One great principle, which seemed to be established in the inquiry, was the limited sphere of the infection from the variolus virus. This seems to be more fully established from the following facts, mentioned in the French translation of Dr. Haygartlı’s works. The experiments were tried by Dre O'Ryan.
I have established a house in the neighbourhood of this city (Lyons) for the reception of inoculated patients. Many people false. ly perfuaded that, a person infected by a good kind of small-pox, would have the distemper in the like favourable manner, brought their children to visit my patients with an intention that they should be infected by conmmunication with those who were inoculated.

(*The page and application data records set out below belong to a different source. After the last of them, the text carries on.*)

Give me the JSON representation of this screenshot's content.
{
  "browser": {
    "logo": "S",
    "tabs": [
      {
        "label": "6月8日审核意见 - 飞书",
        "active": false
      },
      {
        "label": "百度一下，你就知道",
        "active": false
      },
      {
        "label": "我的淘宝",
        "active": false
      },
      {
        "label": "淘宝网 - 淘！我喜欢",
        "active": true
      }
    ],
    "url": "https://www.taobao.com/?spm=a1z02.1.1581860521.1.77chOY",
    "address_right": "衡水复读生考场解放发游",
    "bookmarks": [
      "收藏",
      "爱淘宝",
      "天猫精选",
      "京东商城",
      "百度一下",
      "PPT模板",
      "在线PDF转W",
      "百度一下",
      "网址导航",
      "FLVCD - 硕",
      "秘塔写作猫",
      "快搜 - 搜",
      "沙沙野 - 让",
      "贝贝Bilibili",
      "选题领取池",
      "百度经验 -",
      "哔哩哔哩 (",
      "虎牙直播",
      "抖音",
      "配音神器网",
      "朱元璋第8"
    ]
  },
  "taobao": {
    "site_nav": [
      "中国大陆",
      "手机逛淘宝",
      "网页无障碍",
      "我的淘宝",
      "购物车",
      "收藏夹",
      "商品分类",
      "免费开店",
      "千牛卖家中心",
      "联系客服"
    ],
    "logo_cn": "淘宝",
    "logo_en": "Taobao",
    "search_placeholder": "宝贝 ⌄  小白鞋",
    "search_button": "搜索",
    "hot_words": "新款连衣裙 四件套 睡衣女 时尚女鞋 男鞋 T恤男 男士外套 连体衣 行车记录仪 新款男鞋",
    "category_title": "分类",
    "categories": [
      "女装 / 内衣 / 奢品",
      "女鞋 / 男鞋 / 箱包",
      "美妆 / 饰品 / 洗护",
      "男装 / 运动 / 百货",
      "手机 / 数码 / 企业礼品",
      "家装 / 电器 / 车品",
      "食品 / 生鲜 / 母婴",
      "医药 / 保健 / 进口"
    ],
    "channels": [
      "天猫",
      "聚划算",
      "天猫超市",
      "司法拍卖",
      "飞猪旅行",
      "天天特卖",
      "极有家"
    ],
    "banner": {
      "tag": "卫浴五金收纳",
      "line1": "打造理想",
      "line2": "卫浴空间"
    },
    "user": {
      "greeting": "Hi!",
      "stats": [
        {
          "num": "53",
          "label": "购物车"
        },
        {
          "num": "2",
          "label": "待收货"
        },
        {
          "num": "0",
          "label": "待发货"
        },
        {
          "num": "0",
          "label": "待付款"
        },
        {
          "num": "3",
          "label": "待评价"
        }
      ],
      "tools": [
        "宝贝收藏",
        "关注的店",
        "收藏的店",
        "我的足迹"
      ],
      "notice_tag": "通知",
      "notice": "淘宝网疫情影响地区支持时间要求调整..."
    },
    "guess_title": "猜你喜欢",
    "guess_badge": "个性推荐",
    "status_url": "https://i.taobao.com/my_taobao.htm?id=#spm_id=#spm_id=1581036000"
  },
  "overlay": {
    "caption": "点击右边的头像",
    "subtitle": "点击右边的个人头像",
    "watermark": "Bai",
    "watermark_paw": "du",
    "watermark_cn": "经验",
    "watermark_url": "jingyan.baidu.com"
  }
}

i jster many unsuccessful attempts to convince these people of their error, feeiny that they rejected my offers to inoculate these children, and not doubting in spite of my arguments and expresa prohibition, that fooner or later they would seize another and perhaps a less favourablc opportunity, I exposed them to the following experiments, after they had undergone a due course of preparation,
"I placed a large dofiil of cotton, soaked in variolous matter, on the middle of an oval table whose least diameter was three feet: I fested fix children around it, three on each side of the table, in such a manner, that all were situated within half a yard of the insectious cotton. This experiment was sometinies made in the open air, fome: times in the house; I took care to renew, every second day, both the variolous matter, and the substance which contained it: I alternately used the poiton taken from the inoculated and from the